currently vying for the leadership of the African National Congress
in South Africa addressed the audience next. He highlighted that
South Africa unsuccessfully vied to host the 2006 World Cup, and
decided to try again even though some African countries were not
prepared to vote for them. He thanked Jack Warner for his support
that allowed them to win the bid to host the 2010 World Cup, thus
becoming the first African country to host a World Cup. He also
thanked all persons who contribute to the anti-Apartheid struggle
and presented to Al Sharpton the key to Nelson Mandela's
apartheid-era jail cell as well as a copy of Mandela's latest book

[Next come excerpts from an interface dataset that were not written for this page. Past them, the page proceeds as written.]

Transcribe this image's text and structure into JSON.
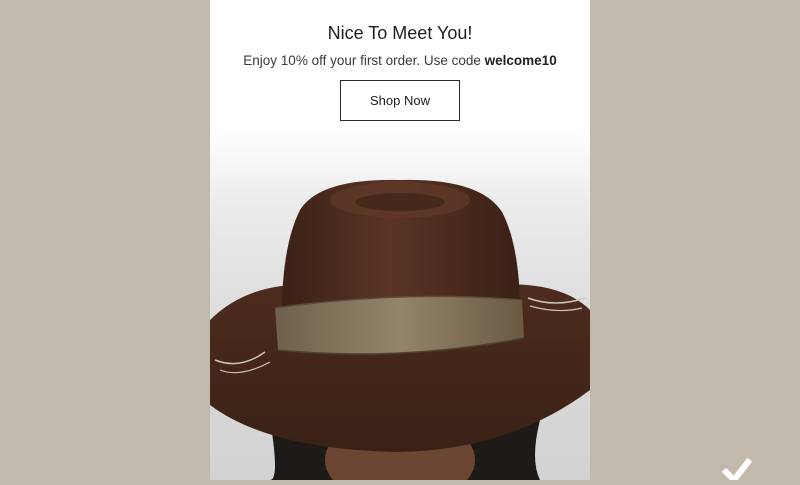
{
  "popup": {
    "title": "Nice To Meet You!",
    "subtitle_prefix": "Enjoy 10% off your first order. Use code ",
    "discount_code": "welcome10",
    "cta_label": "Shop Now"
  },
  "colors": {
    "page_background": "#c2b9ad",
    "popup_background": "#ffffff",
    "hat_felt": "#4a2a1c",
    "hat_band": "#8a7a62"
  },
  "icons": {
    "corner_logo": "checkmark-logo-icon"
  }
}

"A Prisoner in the Garden".
Bro. Valentino, popularly referred to as the "people's Calypsonian",
performed his famous resistance song "Stay up Zimbabwe", while
Singing Sandra sang her classic "Voices of the Ghetto" as UNC
personality, Dorothy, danced in front of the stage. Also performing
was Jamaican reggae act Brayhan Art. However, it was Winston "Gypsy"
Peters who seemed to enjoy himself most on stage. Assured by UNC
political leader Basdeo Panday that this is one place he will never
be booed, Gypsy sang "Little Black Boy" with much gusto, and showed
off his extempore skills by walking along the front row and
extemporaneously singing about some of the public personalities
seated there. He highlighted in song Jack Warner and Basdeo Panday
as examples to "little black boys".
As part of the evening's proceedings, nine individuals were honored
for their contributions: Len "Boogsie" Sharpe, Orisha leader
Clarence Forde, Columnist Keith Smith, Political Scientist Selwyn
Ryan, the late economist Lloyd Best, Talk Show host Ricardo
"Gladiator" Welch, Calypsonian Singing Sandra, coach Anton Corneal
and the late Rapso pioneer Lancelot Layne. The evening ended in
dramatic fashion with a high energy display by the Universal
African Dance and Drum Ensemble who delighted the audience with
their drumming and acrobatic moves.
UNC Alliance Emancipation Celebrations in pictures: